(Task requirements) Note each line in the data holding the string "search" and report it.

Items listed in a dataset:
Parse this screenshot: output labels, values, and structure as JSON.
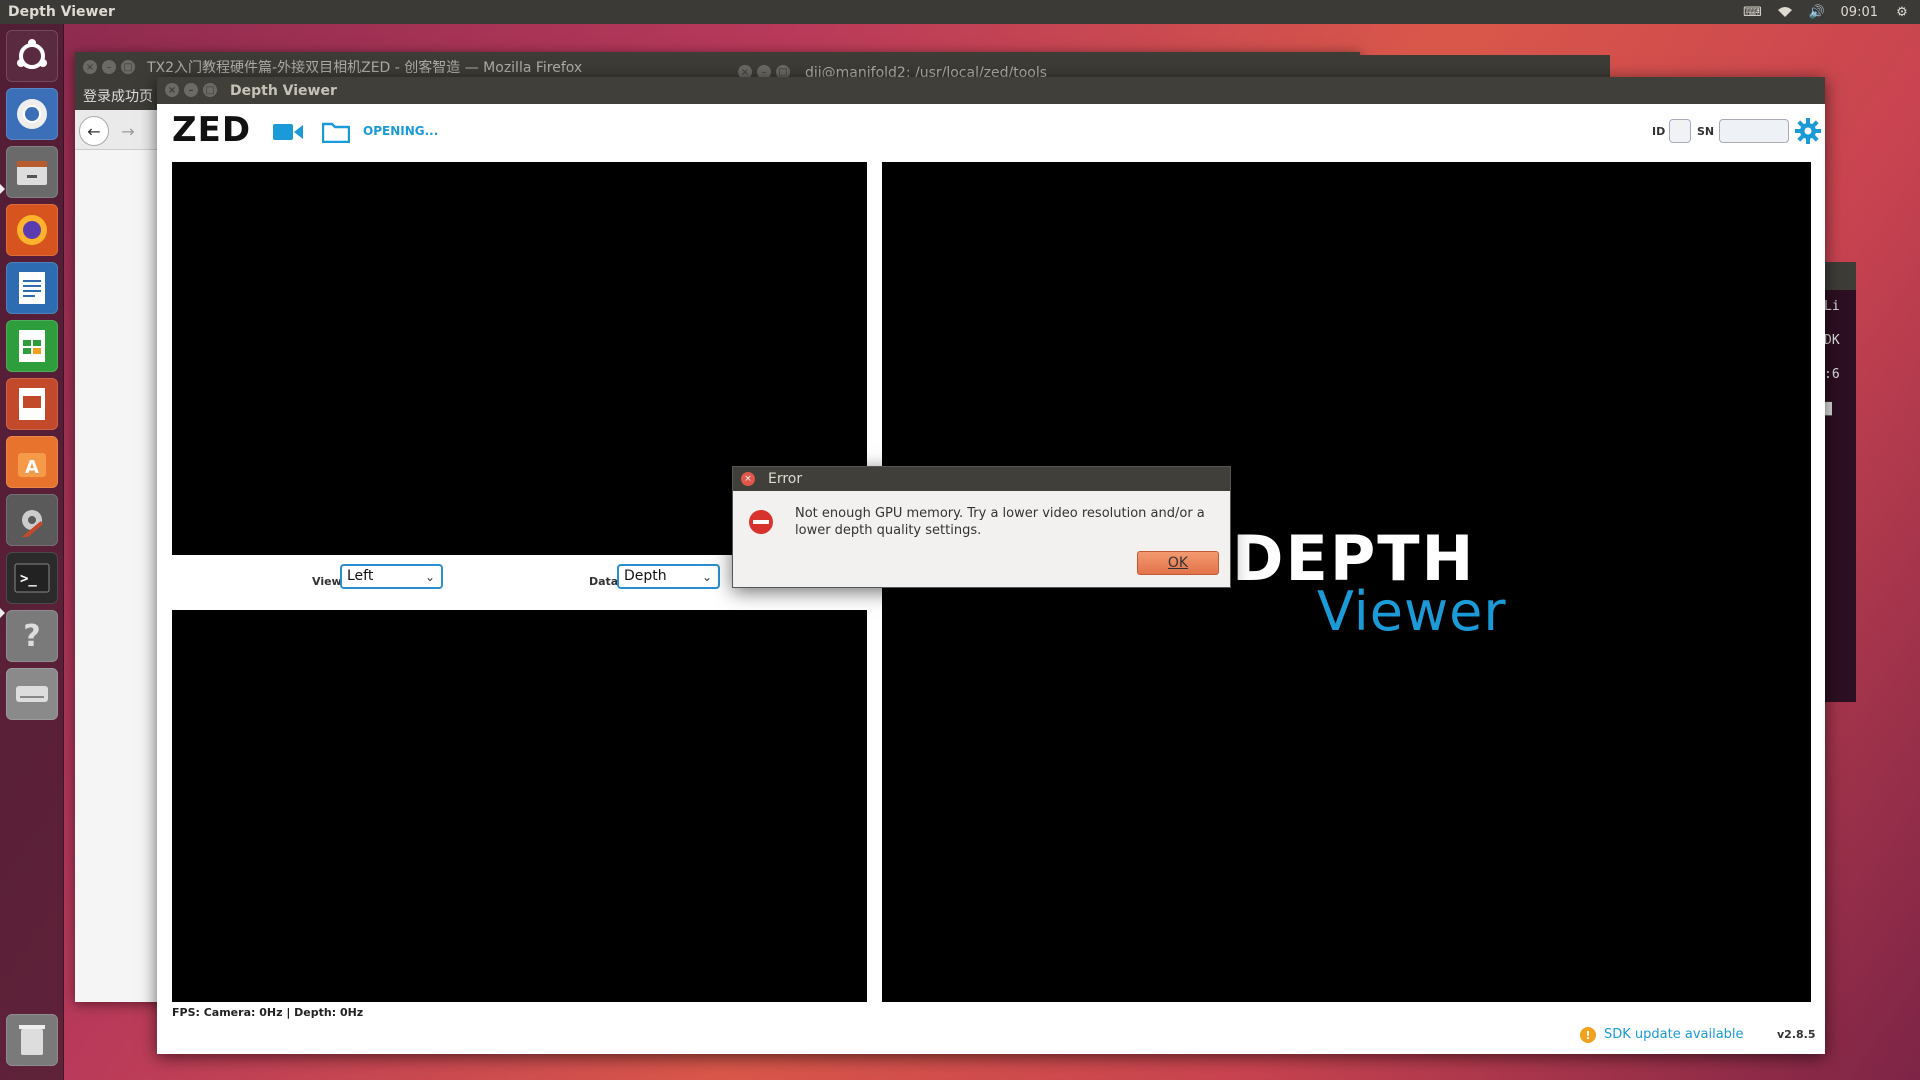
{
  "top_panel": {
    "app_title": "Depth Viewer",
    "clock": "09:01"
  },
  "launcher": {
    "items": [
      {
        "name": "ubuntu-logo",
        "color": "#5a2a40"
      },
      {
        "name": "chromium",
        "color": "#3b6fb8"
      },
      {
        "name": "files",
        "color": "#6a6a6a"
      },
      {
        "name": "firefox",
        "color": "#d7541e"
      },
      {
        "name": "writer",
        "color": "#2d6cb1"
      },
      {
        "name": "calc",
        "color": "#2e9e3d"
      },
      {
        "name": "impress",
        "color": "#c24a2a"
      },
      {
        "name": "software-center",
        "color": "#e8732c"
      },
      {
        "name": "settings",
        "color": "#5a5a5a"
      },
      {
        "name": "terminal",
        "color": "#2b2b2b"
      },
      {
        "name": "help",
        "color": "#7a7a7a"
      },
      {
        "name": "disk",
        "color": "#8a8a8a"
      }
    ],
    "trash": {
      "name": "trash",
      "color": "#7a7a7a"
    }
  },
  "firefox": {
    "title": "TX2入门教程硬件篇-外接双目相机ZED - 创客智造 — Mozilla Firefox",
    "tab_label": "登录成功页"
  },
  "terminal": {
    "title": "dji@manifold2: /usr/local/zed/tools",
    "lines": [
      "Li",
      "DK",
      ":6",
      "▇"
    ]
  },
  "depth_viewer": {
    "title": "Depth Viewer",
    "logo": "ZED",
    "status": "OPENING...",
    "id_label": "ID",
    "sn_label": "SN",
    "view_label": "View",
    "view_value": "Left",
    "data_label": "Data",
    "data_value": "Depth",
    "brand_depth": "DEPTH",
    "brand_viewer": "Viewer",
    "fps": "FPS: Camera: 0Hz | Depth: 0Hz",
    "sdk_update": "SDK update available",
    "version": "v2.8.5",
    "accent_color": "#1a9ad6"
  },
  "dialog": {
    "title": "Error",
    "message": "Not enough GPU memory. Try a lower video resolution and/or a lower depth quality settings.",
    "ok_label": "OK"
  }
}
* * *
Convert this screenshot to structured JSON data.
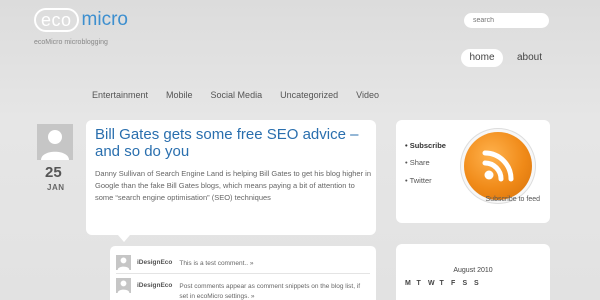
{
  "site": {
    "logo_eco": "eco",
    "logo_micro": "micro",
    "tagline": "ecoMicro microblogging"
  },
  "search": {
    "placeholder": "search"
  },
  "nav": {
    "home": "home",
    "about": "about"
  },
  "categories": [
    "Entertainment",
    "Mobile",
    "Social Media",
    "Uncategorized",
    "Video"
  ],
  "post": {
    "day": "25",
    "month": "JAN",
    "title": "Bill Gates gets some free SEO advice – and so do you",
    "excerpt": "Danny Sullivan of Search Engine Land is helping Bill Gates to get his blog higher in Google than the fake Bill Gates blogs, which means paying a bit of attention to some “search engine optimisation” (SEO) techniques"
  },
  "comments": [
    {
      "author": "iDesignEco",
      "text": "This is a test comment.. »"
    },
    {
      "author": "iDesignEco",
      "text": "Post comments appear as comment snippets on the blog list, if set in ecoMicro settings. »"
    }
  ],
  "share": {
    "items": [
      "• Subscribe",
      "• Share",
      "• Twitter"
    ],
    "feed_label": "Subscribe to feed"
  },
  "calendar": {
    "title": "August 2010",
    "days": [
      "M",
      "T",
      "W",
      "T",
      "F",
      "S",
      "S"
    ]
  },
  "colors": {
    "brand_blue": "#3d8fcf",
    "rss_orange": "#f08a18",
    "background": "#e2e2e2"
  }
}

(Written reply)
  "search": {
    "placeholder": "search"
    "excerpt": "Danny Sullivan of Search Engine Land is helping Bill Gates to get his blog higher in Google than the fake Bill Gates blogs, which means paying a bit of attention to some “search engine optimisation” (SEO) techniques"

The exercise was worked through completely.